sooner had he drawn Washington so far up the river, than, by a rapid countermarch on the night of the 22d, he got to the ford below, threw his troops across on the next morning, and pushed for ward for Philadelphia. By the time Washington was apprised of this counter-movement, Howe was too far on his way to be over taken by harassed, barefooted troops, worn out by constant march ing. Feeling the necessity of immediate reinforcements, he wrote on the same day to Putnam at Peekskill: "The situation of our affairs in this quarter calls for every aid and for every effort. I therefore desire that, without a moment's loss of time, you will detach as many effective rank and file, under proper generals and officers, as will make the whole number, including those with General McDougall, amount to twenty-five hundred privates and non-commissioned fit for duty.
"I must urge you, by every motive, to send this detachment without the least possible delay. No considerations are to prevent it. It is our first object to defeat, if possible, the army now opposed to us here."
On the next day (24th) he wrote also to General Gates, "This army has not been able to oppose General Howe's with the success that was wished, and needs a reinforcement. I therefore request, if you have been so fortunate as to oblige General Burgoyne to retreat to Ticonderoga, or if you have not, and circumstances will admit, that you will order Colonel Morgan to join me again with his corps.

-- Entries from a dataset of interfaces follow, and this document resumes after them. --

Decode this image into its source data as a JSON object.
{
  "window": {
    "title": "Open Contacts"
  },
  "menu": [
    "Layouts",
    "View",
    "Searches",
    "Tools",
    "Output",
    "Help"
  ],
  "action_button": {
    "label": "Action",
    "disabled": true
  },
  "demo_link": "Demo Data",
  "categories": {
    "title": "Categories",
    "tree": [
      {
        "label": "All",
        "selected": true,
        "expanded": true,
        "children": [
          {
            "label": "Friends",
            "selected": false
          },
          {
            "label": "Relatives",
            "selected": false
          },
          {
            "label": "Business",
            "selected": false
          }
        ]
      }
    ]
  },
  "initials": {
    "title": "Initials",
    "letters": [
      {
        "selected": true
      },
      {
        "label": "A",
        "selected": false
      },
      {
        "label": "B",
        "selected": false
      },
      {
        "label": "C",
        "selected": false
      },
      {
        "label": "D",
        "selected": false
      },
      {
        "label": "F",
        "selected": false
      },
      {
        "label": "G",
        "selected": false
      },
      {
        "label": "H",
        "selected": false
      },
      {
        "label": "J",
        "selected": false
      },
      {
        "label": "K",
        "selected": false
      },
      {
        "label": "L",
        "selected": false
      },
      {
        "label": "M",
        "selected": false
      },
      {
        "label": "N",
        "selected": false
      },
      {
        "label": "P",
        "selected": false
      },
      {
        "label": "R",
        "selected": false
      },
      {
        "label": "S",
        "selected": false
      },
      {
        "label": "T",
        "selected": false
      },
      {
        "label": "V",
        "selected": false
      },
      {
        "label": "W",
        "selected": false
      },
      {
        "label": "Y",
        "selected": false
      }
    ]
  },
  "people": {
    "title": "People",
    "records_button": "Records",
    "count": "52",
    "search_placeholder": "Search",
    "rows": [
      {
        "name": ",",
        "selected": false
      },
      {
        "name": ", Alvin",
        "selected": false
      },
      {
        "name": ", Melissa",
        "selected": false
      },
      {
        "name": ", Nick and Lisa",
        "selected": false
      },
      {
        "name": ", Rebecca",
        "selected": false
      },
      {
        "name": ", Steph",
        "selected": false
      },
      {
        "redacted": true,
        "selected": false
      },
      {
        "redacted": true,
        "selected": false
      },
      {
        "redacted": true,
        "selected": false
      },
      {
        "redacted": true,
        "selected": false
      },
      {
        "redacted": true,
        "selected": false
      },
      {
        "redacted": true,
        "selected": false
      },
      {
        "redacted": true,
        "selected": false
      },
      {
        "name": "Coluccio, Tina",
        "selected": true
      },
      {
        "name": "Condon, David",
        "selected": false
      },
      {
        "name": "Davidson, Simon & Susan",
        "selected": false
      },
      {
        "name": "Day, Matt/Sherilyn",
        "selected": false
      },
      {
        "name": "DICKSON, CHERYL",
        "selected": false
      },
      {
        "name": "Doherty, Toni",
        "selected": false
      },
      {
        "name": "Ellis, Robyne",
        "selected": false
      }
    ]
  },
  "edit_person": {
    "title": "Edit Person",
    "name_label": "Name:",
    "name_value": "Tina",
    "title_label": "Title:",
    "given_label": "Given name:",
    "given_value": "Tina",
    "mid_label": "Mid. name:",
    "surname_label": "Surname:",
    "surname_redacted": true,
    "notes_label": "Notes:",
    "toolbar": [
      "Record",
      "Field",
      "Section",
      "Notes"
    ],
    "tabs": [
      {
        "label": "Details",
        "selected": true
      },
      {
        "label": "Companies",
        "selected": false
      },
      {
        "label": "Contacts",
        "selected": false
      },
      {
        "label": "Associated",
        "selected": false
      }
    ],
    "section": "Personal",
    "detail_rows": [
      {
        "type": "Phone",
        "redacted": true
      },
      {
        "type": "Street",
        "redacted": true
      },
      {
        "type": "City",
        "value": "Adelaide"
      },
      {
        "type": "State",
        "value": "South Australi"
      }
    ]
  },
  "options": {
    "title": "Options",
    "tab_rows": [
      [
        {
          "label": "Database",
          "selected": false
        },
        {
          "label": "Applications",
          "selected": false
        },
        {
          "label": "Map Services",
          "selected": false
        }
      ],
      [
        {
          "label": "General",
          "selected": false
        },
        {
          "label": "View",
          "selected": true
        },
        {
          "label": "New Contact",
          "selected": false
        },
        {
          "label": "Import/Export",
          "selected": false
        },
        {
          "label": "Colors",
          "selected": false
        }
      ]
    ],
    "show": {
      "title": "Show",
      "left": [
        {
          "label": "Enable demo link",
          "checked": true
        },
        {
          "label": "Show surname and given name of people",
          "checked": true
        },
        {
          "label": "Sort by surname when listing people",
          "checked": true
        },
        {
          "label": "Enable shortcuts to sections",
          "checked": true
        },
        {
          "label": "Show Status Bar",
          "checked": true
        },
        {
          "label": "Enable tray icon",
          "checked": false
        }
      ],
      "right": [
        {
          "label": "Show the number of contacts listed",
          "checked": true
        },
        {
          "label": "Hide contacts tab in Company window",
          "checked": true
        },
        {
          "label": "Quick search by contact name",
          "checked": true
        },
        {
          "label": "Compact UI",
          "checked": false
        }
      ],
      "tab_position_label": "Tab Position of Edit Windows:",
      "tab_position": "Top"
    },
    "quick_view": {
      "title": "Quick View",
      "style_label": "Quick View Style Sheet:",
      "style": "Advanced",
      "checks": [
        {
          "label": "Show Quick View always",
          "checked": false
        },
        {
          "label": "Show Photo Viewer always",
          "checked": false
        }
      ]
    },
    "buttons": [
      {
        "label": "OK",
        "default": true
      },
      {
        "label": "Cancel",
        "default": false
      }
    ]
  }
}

I sent him up when I thought you materially wanted him; and, if his services can be dispensed with now, you will direct his immediate return.”
Having called a council of officers and taken their opinions, which concurred with his own, Washington determined to remain
some days at Pott's Grove, to give repose to his troops, and await the arrival of reinforcements.
BRITISH ENTER PHILADELPHIA.
Sir William Howe halted at Germantown, within a short distance of Philadelphia, and encamped the main body of his army in and about that village; detaching Lord Cornwallis with a large force and a number of officers of distinction, to take formal possession of the city. That general marched into Philadelphia on the 26th, with a brilliant staff and escort, and followed by splendid legions of British and Hessian grenadiers, long trains of artillery and squadrons of light-dragoons, the finest troops in the army all in their best array; stepping to the swelling music of the band playing God save the King, and presenting with their scarlet uniforms, their glittering arms and flaunting feathers, a striking contrast to the poor patriot troops, who had recently passed through the same streets, weary and way-worn, and happy if they could cover their raggedness with a brown linen huntingfrock, and decorate their caps with a sprig of evergreen.
In this way the British took possession of the city, so long the object of their awkward attempts, and regarded by them as a triumphant acquisition; having been the seat of the general government; the capital of the confederacy. Washington maintained his characteristic equanimity. "This is an event," writes he to Governor Trumbull, "which we have reason to wish had not happened, and which will be attended with several ill consequences; but I hope it will not be so detrimental as many appre hend, and that a little time and perseverance will give us some favorable opportunity of recovering our loss, and of putting our affairs in a more flourishing condition."
He had heard of the prosperous situation of affairs in the Northern Department, and the repeated checks given to the
enemy. "I flatter myself," writes he, "we shall soon hear that they have been succeeded by other fortunate and interesting events, as the two armies, by General Gates's letter, were encamped near each other."
We will now revert to the course of the campaign in that quarter, the success of which he trusted would have a beneficial influence on the operations in which he was personally engaged. Indeed the operations in the Northern Department formed, as we have shown, but a part of his general scheme, and were constantly present to his thoughts. His generals had each his own individ ual enterprise, or his own department to think about; Washing ton had to think for the whole.